[Web page and app entries]
┌──

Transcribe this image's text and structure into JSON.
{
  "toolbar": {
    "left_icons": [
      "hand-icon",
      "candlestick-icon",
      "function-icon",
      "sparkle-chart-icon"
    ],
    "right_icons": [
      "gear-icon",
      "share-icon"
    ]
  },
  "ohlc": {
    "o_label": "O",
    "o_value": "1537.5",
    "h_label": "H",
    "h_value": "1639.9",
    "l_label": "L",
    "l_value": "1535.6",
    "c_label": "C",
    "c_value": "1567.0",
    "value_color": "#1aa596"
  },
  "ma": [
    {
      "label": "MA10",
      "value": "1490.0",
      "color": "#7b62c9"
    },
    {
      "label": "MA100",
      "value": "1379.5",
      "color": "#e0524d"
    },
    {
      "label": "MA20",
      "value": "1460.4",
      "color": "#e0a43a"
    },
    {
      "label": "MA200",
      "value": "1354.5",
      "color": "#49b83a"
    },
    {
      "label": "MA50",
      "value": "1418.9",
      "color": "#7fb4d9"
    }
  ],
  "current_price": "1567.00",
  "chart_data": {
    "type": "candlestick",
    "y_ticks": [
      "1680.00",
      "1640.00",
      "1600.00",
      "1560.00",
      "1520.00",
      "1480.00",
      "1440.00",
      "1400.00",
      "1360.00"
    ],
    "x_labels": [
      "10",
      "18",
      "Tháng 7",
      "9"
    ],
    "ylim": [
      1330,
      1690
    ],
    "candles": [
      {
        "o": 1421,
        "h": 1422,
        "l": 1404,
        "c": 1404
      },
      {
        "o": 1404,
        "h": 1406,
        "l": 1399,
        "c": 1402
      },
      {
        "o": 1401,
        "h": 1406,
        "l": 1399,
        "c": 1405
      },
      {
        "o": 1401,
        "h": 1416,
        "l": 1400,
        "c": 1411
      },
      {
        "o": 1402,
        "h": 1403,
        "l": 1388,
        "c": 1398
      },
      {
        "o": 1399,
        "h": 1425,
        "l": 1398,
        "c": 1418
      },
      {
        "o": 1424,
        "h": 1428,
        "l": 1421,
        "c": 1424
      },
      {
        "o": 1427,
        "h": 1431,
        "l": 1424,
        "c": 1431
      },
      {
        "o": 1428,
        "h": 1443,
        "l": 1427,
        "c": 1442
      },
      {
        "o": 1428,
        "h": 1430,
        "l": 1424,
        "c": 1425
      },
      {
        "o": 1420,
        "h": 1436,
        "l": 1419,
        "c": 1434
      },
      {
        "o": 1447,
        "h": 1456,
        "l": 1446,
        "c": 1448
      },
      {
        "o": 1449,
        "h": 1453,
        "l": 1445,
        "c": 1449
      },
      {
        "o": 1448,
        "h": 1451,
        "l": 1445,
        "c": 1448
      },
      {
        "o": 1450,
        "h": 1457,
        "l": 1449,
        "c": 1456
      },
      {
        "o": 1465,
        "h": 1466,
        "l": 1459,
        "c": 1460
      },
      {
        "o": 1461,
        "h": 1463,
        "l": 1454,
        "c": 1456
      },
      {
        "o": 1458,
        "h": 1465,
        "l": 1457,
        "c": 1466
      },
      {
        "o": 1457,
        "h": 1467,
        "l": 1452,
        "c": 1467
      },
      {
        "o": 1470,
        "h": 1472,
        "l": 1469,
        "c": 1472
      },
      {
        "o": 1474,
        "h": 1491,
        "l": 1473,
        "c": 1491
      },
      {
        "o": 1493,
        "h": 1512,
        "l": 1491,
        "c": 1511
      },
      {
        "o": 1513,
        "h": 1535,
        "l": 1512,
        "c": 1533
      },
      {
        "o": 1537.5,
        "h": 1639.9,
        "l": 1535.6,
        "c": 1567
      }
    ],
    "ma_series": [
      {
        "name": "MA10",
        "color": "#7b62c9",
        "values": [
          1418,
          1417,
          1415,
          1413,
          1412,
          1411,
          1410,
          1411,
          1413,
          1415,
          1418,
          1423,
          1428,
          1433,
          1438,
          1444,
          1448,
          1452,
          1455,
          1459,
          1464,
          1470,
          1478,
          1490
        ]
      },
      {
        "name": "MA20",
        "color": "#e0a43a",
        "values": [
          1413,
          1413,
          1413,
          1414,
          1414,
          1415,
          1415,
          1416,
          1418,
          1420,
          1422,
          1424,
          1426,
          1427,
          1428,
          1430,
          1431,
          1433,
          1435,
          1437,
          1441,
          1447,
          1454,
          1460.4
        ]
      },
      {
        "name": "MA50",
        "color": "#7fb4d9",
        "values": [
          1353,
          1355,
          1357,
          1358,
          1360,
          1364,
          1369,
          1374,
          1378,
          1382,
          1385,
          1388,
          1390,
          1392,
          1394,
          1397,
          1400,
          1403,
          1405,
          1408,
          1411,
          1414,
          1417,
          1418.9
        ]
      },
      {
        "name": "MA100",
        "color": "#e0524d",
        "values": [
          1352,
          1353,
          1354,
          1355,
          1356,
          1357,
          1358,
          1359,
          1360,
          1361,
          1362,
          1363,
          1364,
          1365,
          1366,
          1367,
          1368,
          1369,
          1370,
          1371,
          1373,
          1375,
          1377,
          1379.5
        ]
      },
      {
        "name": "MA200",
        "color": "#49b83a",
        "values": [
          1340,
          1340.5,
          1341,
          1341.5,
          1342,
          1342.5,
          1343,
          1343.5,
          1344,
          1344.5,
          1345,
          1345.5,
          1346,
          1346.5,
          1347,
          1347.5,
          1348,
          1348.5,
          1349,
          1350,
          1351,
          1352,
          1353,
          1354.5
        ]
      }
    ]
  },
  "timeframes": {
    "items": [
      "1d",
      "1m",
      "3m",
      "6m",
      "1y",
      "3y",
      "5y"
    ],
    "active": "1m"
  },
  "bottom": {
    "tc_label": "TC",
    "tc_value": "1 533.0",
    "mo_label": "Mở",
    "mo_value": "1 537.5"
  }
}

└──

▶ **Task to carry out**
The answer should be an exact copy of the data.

▶ **Exercise response**
Transcribe this image's text and structure into JSON.
{
  "toolbar": {
    "left_icons": [
      "hand-icon",
      "candlestick-icon",
      "function-icon",
      "sparkle-chart-icon"
    ],
    "right_icons": [
      "gear-icon",
      "share-icon"
    ]
  },
  "ohlc": {
    "o_label": "O",
    "o_value": "1537.5",
    "h_label": "H",
    "h_value": "1639.9",
    "l_label": "L",
    "l_value": "1535.6",
    "c_label": "C",
    "c_value": "1567.0",
    "value_color": "#1aa596"
  },
  "ma": [
    {
      "label": "MA10",
      "value": "1490.0",
      "color": "#7b62c9"
    },
    {
      "label": "MA100",
      "value": "1379.5",
      "color": "#e0524d"
    },
    {
      "label": "MA20",
      "value": "1460.4",
      "color": "#e0a43a"
    },
    {
      "label": "MA200",
      "value": "1354.5",
      "color": "#49b83a"
    },
    {
      "label": "MA50",
      "value": "1418.9",
      "color": "#7fb4d9"
    }
  ],
  "current_price": "1567.00",
  "chart_data": {
    "type": "candlestick",
    "y_ticks": [
      "1680.00",
      "1640.00",
      "1600.00",
      "1560.00",
      "1520.00",
      "1480.00",
      "1440.00",
      "1400.00",
      "1360.00"
    ],
    "x_labels": [
      "10",
      "18",
      "Tháng 7",
      "9"
    ],
    "ylim": [
      1330,
      1690
    ],
    "candles": [
      {
        "o": 1421,
        "h": 1422,
        "l": 1404,
        "c": 1404
      },
      {
        "o": 1404,
        "h": 1406,
        "l": 1399,
        "c": 1402
      },
      {
        "o": 1401,
        "h": 1406,
        "l": 1399,
        "c": 1405
      },
      {
        "o": 1401,
        "h": 1416,
        "l": 1400,
        "c": 1411
      },
      {
        "o": 1402,
        "h": 1403,
        "l": 1388,
        "c": 1398
      },
      {
        "o": 1399,
        "h": 1425,
        "l": 1398,
        "c": 1418
      },
      {
        "o": 1424,
        "h": 1428,
        "l": 1421,
        "c": 1424
      },
      {
        "o": 1427,
        "h": 1431,
        "l": 1424,
        "c": 1431
      },
      {
        "o": 1428,
        "h": 1443,
        "l": 1427,
        "c": 1442
      },
      {
        "o": 1428,
        "h": 1430,
        "l": 1424,
        "c": 1425
      },
      {
        "o": 1420,
        "h": 1436,
        "l": 1419,
        "c": 1434
      },
      {
        "o": 1447,
        "h": 1456,
        "l": 1446,
        "c": 1448
      },
      {
        "o": 1449,
        "h": 1453,
        "l": 1445,
        "c": 1449
      },
      {
        "o": 1448,
        "h": 1451,
        "l": 1445,
        "c": 1448
      },
      {
        "o": 1450,
        "h": 1457,
        "l": 1449,
        "c": 1456
      },
      {
        "o": 1465,
        "h": 1466,
        "l": 1459,
        "c": 1460
      },
      {
        "o": 1461,
        "h": 1463,
        "l": 1454,
        "c": 1456
      },
      {
        "o": 1458,
        "h": 1465,
        "l": 1457,
        "c": 1466
      },
      {
        "o": 1457,
        "h": 1467,
        "l": 1452,
        "c": 1467
      },
      {
        "o": 1470,
        "h": 1472,
        "l": 1469,
        "c": 1472
      },
      {
        "o": 1474,
        "h": 1491,
        "l": 1473,
        "c": 1491
      },
      {
        "o": 1493,
        "h": 1512,
        "l": 1491,
        "c": 1511
      },
      {
        "o": 1513,
        "h": 1535,
        "l": 1512,
        "c": 1533
      },
      {
        "o": 1537.5,
        "h": 1639.9,
        "l": 1535.6,
        "c": 1567
      }
    ],
    "ma_series": [
      {
        "name": "MA10",
        "color": "#7b62c9",
        "values": [
          1418,
          1417,
          1415,
          1413,
          1412,
          1411,
          1410,
          1411,
          1413,
          1415,
          1418,
          1423,
          1428,
          1433,
          1438,
          1444,
          1448,
          1452,
          1455,
          1459,
          1464,
          1470,
          1478,
          1490
        ]
      },
      {
        "name": "MA20",
        "color": "#e0a43a",
        "values": [
          1413,
          1413,
          1413,
          1414,
          1414,
          1415,
          1415,
          1416,
          1418,
          1420,
          1422,
          1424,
          1426,
          1427,
          1428,
          1430,
          1431,
          1433,
          1435,
          1437,
          1441,
          1447,
          1454,
          1460.4
        ]
      },
      {
        "name": "MA50",
        "color": "#7fb4d9",
        "values": [
          1353,
          1355,
          1357,
          1358,
          1360,
          1364,
          1369,
          1374,
          1378,
          1382,
          1385,
          1388,
          1390,
          1392,
          1394,
          1397,
          1400,
          1403,
          1405,
          1408,
          1411,
          1414,
          1417,
          1418.9
        ]
      },
      {
        "name": "MA100",
        "color": "#e0524d",
        "values": [
          1352,
          1353,
          1354,
          1355,
          1356,
          1357,
          1358,
          1359,
          1360,
          1361,
          1362,
          1363,
          1364,
          1365,
          1366,
          1367,
          1368,
          1369,
          1370,
          1371,
          1373,
          1375,
          1377,
          1379.5
        ]
      },
      {
        "name": "MA200",
        "color": "#49b83a",
        "values": [
          1340,
          1340.5,
          1341,
          1341.5,
          1342,
          1342.5,
          1343,
          1343.5,
          1344,
          1344.5,
          1345,
          1345.5,
          1346,
          1346.5,
          1347,
          1347.5,
          1348,
          1348.5,
          1349,
          1350,
          1351,
          1352,
          1353,
          1354.5
        ]
      }
    ]
  },
  "timeframes": {
    "items": [
      "1d",
      "1m",
      "3m",
      "6m",
      "1y",
      "3y",
      "5y"
    ],
    "active": "1m"
  },
  "bottom": {
    "tc_label": "TC",
    "tc_value": "1 533.0",
    "mo_label": "Mở",
    "mo_value": "1 537.5"
  }
}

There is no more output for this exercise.